This presents a dilemma which only education can address: what is KM, what kind of tools are needed to make it possible and effective, what skills are needed to use tools for adding "intelligence" to information; and, most of all, how to overcome fear of responsibility that comes with knowledge, by recognizing that intelligence is more likely to bring positive accountability, called "credit," for success, rather than negative accountability, like being fired for failure?

The difficulty is that KM delivers future benefits, but presents immediate costs. This classic risk management tension can be grasped in the classroom, but is difficult to sell in a marketplace driven primarily by biology, absent education on the lineaments of Knowledge Management, discussed, for example, at SRI by Doug's team on May 18.


Good management enabled by KM takes more time than bad management, because bad management requires doing nothing, where people get information and react spontaneously without analysis, organization, alignment for feedback. Good tools make Knowledge Management fun, faster, easier and more effective for solving world problems, for getting the car fixed, going to the dentist, building a bridge or a DKR; but, it takes time and skill. No matter how good the tools can be made, it will always be faster and easier in the moment to rely on information from conversation and documents, and there will always be many excuses for not using good management, and instead dashing off an email, see for example NASA. Therefore, we need a work role to add alignment to communication in the same way that an accountant adds alignment to finances, because in the modern age, there is too much information for most people to align during a busy day.

As you pointed out in March, we absorb only about 5% - 10% of what we read and hear, due to the hectic pace of modern life. This presents a huge opportunity for KM to improve work and earnings; but, people are not aware they are missing anything, so the urgency to change work practice from information to knowledge management is missing, as well. Moreover, when we see a broader range of details, connections and alignment, or lack of alignment, it is unexpected; we are frightened and recoil by saying it is unnecessary. We turn out the lights to avoid the details, and run to the next meeting, email or hop on a plane to go sell KM for others to use. We seek the safety of darkness.

All this boils down to identifying an actual customer for KM, discussed at length by Doug's team on February 27, 2000.

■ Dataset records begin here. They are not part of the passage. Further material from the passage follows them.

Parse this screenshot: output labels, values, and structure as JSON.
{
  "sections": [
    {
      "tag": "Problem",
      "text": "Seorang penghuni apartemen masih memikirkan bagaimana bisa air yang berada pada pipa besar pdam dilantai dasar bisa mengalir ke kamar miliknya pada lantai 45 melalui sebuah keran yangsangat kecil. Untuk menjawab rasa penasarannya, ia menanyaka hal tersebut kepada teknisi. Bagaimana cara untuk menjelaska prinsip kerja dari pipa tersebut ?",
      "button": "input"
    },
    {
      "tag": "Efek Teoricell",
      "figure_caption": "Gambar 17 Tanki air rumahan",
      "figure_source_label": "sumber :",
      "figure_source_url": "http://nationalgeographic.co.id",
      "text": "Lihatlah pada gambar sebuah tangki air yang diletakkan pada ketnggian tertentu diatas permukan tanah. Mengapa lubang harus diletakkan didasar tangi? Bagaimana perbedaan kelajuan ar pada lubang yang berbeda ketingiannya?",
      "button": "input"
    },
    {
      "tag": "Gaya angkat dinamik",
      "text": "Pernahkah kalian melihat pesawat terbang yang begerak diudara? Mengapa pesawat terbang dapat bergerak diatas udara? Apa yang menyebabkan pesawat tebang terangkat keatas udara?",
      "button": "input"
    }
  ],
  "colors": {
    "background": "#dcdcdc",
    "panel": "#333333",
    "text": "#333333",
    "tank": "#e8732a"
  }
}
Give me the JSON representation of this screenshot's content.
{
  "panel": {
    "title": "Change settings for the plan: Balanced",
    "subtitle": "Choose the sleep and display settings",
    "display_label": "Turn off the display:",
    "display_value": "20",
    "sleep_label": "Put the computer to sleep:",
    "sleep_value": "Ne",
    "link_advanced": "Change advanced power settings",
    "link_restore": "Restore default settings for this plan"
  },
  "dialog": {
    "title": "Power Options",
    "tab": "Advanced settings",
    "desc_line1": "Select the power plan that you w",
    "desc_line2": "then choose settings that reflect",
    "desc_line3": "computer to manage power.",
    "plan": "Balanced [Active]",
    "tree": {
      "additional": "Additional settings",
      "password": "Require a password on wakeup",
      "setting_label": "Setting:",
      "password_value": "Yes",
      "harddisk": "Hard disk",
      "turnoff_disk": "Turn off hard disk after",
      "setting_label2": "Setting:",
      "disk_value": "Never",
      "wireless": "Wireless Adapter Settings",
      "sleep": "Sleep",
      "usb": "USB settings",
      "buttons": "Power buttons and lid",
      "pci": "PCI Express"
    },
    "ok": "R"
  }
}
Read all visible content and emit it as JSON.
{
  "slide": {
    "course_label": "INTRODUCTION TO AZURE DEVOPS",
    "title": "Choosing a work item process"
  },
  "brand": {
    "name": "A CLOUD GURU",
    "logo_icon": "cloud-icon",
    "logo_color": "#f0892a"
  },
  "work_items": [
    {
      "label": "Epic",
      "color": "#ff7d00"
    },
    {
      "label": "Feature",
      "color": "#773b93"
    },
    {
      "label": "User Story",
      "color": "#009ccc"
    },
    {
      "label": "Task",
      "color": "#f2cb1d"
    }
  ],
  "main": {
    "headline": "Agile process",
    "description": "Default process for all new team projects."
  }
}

Joe Ransdell, professor at Texas Tech, recently noted this same dilemma was faced by Plato, Aristotle and others when the alphabet was introduced around 400 BC. They, and their progeny, succeeded through education, so as the tools for literacy improved over the centuries, people were prepared to apply them emotionally, and academically.

Accordingly, co-evolution on the education front about the architecture of human thought, the growing risks of relying on impulse (e.g., conversation, email) to determine action, and learning the skills, ease and fun of producing useful intelligence, will provide living, breathing customers for KM tools.

How we accomplish this educational step is critical for all who champion the clarion call for Knowledge Management.



Rod Welch